His next stop was Tulio Ristorante in Seattle, where he further developed his sausage-making skills and refined his knowledge of Italian cuisine, working under Chef Walter Pisano.
But it wasn’t until he moved over to Earth & Ocean in 2001 that he finally made the leap from making sausage to salami. Around the same time, Armandino Batali opened his deli, Salumi, and witnessing the operation made Stevenson realize he could cure meats in small batches, in-house.
After the pig is broken down into primal cuts—the large cuts of meat, such as the shoulder, the leg, and so on, that will be broken down into smaller individual cuts—Stevenson separates the neck muscle from the mass of shoulder meat. “We’re just looking for this, the eye here,” he says, being careful not to cut too close to the meat he’s after.
After trimming it of unnecessary fat, he slices off the ends to make a uniform-shaped “log” of meat. “I like the uniformity. When this dries, and shrinks down a little bit, it has a compact shape and is easy to work with,” he says. None of the scraps go to waste, he assures: “This could become a coppa steak,” he says, hefting one of the lopped off ends. “You can grill it, or you can make sausage out of it, because it has all that fat.”

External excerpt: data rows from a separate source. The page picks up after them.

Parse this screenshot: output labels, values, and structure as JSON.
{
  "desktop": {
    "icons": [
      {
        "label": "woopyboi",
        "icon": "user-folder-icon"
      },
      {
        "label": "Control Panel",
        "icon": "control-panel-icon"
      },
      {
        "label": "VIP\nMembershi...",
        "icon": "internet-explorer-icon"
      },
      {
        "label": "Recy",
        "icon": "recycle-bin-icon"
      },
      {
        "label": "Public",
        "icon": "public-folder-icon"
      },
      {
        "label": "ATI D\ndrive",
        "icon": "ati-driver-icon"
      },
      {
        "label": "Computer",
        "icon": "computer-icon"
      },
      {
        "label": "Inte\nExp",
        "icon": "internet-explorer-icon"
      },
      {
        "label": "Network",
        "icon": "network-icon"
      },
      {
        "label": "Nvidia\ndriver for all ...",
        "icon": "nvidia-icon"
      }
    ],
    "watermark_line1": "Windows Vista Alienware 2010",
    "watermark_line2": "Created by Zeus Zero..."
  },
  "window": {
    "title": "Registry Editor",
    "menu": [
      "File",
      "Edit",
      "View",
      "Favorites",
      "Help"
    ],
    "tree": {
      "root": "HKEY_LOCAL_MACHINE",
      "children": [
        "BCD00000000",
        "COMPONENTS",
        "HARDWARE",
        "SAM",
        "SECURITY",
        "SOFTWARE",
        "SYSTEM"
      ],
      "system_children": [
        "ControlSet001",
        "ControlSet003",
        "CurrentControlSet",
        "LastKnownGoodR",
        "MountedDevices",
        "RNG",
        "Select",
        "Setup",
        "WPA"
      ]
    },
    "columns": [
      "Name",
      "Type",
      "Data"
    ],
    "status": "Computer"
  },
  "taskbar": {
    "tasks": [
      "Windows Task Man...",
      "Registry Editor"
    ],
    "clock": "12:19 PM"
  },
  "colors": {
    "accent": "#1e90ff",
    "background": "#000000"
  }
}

The next step is measuring the curing mixture: precise amounts of salt, curing salt, dextrose, and spices, based on certain percentages in relation to the weight of the meat. Using a calculator and digital scale, he documents the numbers on a worksheet; he then divides the mixture by two, since it will be applied in two stages.

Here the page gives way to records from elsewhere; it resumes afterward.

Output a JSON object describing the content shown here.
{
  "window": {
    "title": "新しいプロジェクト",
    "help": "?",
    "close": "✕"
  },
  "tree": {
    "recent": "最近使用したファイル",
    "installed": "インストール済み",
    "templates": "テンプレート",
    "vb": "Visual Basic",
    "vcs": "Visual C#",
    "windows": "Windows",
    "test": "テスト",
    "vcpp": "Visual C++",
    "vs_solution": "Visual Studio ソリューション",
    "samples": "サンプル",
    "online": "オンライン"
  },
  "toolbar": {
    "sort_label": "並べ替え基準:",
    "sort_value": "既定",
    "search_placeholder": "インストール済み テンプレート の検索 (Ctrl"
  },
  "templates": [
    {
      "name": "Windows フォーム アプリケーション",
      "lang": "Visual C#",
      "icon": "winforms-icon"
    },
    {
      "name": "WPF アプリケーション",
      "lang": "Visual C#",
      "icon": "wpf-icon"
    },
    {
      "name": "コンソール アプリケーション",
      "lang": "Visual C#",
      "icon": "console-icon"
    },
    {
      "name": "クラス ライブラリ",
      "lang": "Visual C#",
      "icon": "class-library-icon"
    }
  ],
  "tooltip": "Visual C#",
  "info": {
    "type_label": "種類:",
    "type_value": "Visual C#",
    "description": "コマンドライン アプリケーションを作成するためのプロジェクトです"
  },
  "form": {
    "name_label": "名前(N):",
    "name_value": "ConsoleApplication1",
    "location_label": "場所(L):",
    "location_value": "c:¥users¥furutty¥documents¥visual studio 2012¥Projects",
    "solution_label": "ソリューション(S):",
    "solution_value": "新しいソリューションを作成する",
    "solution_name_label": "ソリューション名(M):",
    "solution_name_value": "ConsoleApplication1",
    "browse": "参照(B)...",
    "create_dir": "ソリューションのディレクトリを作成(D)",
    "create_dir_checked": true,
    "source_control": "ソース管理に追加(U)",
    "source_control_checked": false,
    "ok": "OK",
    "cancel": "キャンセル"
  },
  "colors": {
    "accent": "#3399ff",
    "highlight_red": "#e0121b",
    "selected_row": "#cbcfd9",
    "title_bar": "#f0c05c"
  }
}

In a large bowl, he pours the first half of the curing mixture over the meat and massages it all over for about three or four minutes, making sure every pore is coated with salt. “See how it’s changing color,” he says. “It’s oxidizing. That’s the nitrites in the salts going after the hemoglobin in the meat. It’s going after the muscle proteins and the blood proteins, starting to break it down. In about two hours, you’ll see a little pool of water: that’s the salt drawing out the moisture.” After the curing mixture is applied, the meat rests in a shallow pan in the refrigerator.
About two weeks later, the other half of the curing mixture is rubbed into the meat and the meat cures for another 14 days, for a total of about 30 days. “The general rule is about ten days per inch,” he says. “This coppa is about three inches thick, so it’ll cure for 30 days, then it’ll be hung to dry.”

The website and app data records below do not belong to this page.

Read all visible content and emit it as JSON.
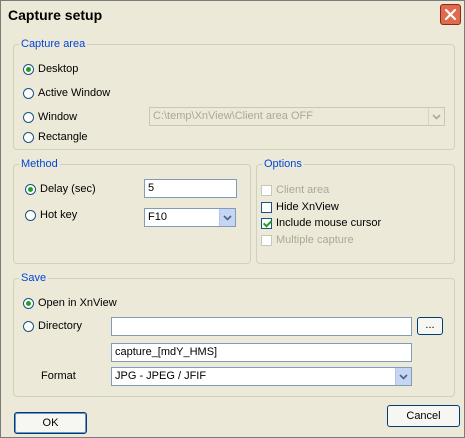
{
  "window": {
    "title": "Capture setup"
  },
  "capture_area": {
    "legend": "Capture area",
    "options": [
      {
        "label": "Desktop",
        "checked": true
      },
      {
        "label": "Active Window",
        "checked": false
      },
      {
        "label": "Window",
        "checked": false
      },
      {
        "label": "Rectangle",
        "checked": false
      }
    ],
    "window_select_value": "C:\\temp\\XnView\\Client area OFF"
  },
  "method": {
    "legend": "Method",
    "delay_label": "Delay (sec)",
    "delay_value": "5",
    "delay_checked": true,
    "hotkey_label": "Hot key",
    "hotkey_value": "F10"
  },
  "options": {
    "legend": "Options",
    "items": [
      {
        "label": "Client area",
        "checked": false,
        "enabled": false
      },
      {
        "label": "Hide XnView",
        "checked": false,
        "enabled": true
      },
      {
        "label": "Include mouse cursor",
        "checked": true,
        "enabled": true
      },
      {
        "label": "Multiple capture",
        "checked": false,
        "enabled": false
      }
    ]
  },
  "save": {
    "legend": "Save",
    "open_label": "Open in XnView",
    "open_checked": true,
    "directory_label": "Directory",
    "directory_value": "",
    "browse_label": "...",
    "filename_value": "capture_[mdY_HMS]",
    "format_label": "Format",
    "format_value": "JPG - JPEG / JFIF"
  },
  "buttons": {
    "ok": "OK",
    "cancel": "Cancel"
  },
  "colors": {
    "legend": "#0046d5",
    "close_button": "#e06a4d",
    "accent_check": "#21a121"
  }
}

Applying the curing mixture in two phases ensures an even distribution into the meat, Stevenson explains, which is crucial to ward off any bacteria.
After 30 days, the meat is rubbed with olive oil and spices, slipped into a “bung,” or casing of beef intestine, and hung to age in a refrigerator with circulated air. The drying phase lasts
anywhere from three to four months, making the total process four to six months long, depending on the size of the coppa. “These guys are pretty big, so they’ll take a little longer,” he says.
When does he know the meat is done? Stevenson says there are indicators along the way: he squeezes the meat, feeling for dryness, and measures the penetration of the salt into the meat with a saltometer.
Even though he’s won top honors for his coppa, Stevenson is still refining the process and flavor profile. “Now I’m trying to take it away from the Italian style and create an American style—embrace other cultures, add in other influences. My influences are Italian, my grandmother is Hungarian/Yugoslavian, and then my wife is Indian, so I draw heavily from that too. It all plays a little into my charcuterie.”
The cured meats made by Executive Chef Adam Stevenson are a top draw to Earth & Ocean restaurant at Seattle’s W Hotel. He shares his recipe for Coppa-Wrapped Scallop Brochettes with Smoked Paprika Oil, Apple-Celery Root Purée, and Grapefruit-Apple Slaw .
Article by Peter Szymczak
Photos by David Lanthan Reamer
From the March/April 2010 issue of Northwest Palate Magazine